It is not just the increased Child Tax Credit that is to blame. The expiration of the additional $1,600 for parents (or $1,000 depending on the age of the child) is only one of a number of COVID relief provisions that will be phased down over the next few weeks.
In accordance with President Joe Biden’s American Rescue Plan, the enhanced Child Tax Credit was enacted over a one-year period, while many Democrats believe it should be made permanent.
They intend to address the subject in the new year as part of the Build Back Better Act, which has been blocked since crucial moderate Sen. Joe Manchin (D-WV) recently stated that he will vote nay on the legislation.
According to the Tax Foundation, the enlarged CTC is one of approximately 30 tax policies that are set to expire this next week.
Alex Muresianu, a federal policy analyst at the Tax Foundation who contributed to the compilation of the list, says, “There are significantly more provisions that are expiring this year than there would be in other years.”
This is primarily due to the fact that a lot of these things were always designed to be temporary COVID relief measures.
The Joint Committee on Taxation of the United States Congress keeps track of expiring provisions as well.
According to a document prepared at the beginning of 2021, prior to the introduction of legislation such as the American Rescue Plan, the committee identified 25 tax provisions that would expire this year and numerous others that would expire in the years ahead.
The Earned Income Tax Credit has been modified.
Two other provisions, including enhanced versions of the Earned Income Tax Credit and the Child and Dependent Care Credit, are due to expire at the start of the 2018 fiscal year.
When the upcoming tax filing season comes around, the enlarged Earned Income Tax Credit will be received in large part by American taxpayers’ wallets.
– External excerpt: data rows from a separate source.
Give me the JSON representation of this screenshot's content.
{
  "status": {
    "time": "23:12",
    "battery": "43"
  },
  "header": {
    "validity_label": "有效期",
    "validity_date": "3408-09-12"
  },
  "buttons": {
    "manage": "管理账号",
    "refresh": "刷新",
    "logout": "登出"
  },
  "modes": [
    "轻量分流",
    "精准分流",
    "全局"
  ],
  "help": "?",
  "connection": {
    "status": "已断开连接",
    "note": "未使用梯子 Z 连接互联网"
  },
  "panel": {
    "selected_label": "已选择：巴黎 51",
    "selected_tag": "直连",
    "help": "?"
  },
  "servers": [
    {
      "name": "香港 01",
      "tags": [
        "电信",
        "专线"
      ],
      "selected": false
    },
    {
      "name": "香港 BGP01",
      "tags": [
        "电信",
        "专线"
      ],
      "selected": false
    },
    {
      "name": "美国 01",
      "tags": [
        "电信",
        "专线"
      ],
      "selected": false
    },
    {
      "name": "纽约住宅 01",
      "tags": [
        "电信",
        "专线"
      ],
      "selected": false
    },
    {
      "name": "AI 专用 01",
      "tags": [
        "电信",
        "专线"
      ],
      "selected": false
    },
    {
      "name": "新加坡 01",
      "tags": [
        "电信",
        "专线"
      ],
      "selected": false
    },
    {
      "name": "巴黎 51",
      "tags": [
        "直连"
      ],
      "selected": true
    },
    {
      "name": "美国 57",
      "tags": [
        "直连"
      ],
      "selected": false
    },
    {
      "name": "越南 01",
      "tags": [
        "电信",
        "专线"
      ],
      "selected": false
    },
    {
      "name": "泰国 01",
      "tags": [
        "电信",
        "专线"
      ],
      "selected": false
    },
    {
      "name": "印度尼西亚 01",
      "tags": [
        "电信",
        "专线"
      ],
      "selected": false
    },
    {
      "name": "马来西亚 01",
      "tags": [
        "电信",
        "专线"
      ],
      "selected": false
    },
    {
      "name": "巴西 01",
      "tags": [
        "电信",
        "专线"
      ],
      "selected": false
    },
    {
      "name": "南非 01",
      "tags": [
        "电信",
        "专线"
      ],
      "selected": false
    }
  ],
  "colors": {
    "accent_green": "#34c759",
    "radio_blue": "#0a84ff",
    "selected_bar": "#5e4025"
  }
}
The impact of the reversion, on the other hand, will have an influence on Americans’ tax files in 2023.
Similarly, the Expansion of the Child and Dependent Care Tax Credit, a provision for childcare and other dependent expenses, will appear in significant part on upcoming federal tax returns but will be eliminated for tax returns filed in 2022 if the reversion is enacted as planned.
Child poverty and food insecurity have both decreased, according to researchers, as a result of enhanced credit eligibility.
The impact of the Child Tax Credit reversion could be noticed more immediately because the Internal Revenue Service sent the last monthly payment in mid-December, making the reversion more noticeable right away.
However, even though no cheques will be mailed out on January 15, some of the remaining Child Tax Credit payments will be available to parents when they file their taxes.
The Build Back Better plan would have extended the Child Tax Credit as well as the Earned Income Tax Credit for an additional year under certain conditions. Congress, on the other hand, might act in 2022 and apply any modifications that are made retroactively.
Changes to philanthropic contributions as well as research and development are being considered.
There are also other regulations relating to above-the-line charitable contributions that will be eliminated in the coming year, as well as the recent temporary suspension of various limits on individual deductions for charitable contributions.
It was the CARES Act, which was signed into law by President Donald Trump in 2020, that contained those requirements.
Other provisions that will expire at the end of 2021 will have an impact on enterprises. The Employee Retention Credit for small businesses has been extended through December 31, according to the American Rescue Plan. This credit allows firms to offset COVID-related losses by up to $7,000 per employee each quarter.
In addition, the Tax Foundation provided a list of provisions from the 2017 Tax Cuts and Jobs Act that were set to expire. As Muresianu pointed out, one of those sections, which deals with research and development expenses, could be quite important in the future.
In his opinion, forcing businesses to shift away from depreciating assets and investing in research and development to spreading deductions over five years would result in a bias against R&D investment.
Another deadline is coming to an end this week at the Federal Reserve, as the central bank’s temporary U.S. dollar liquidity swap lines with central banks across the world are scheduled to expire.
When the arrangements were first announced in March 2020, the Federal Reserve stated that they were designed to “ease constraints in global funding markets, thereby aiding in mitigating the effects of such limitations on the supply of credit to individuals and companies.”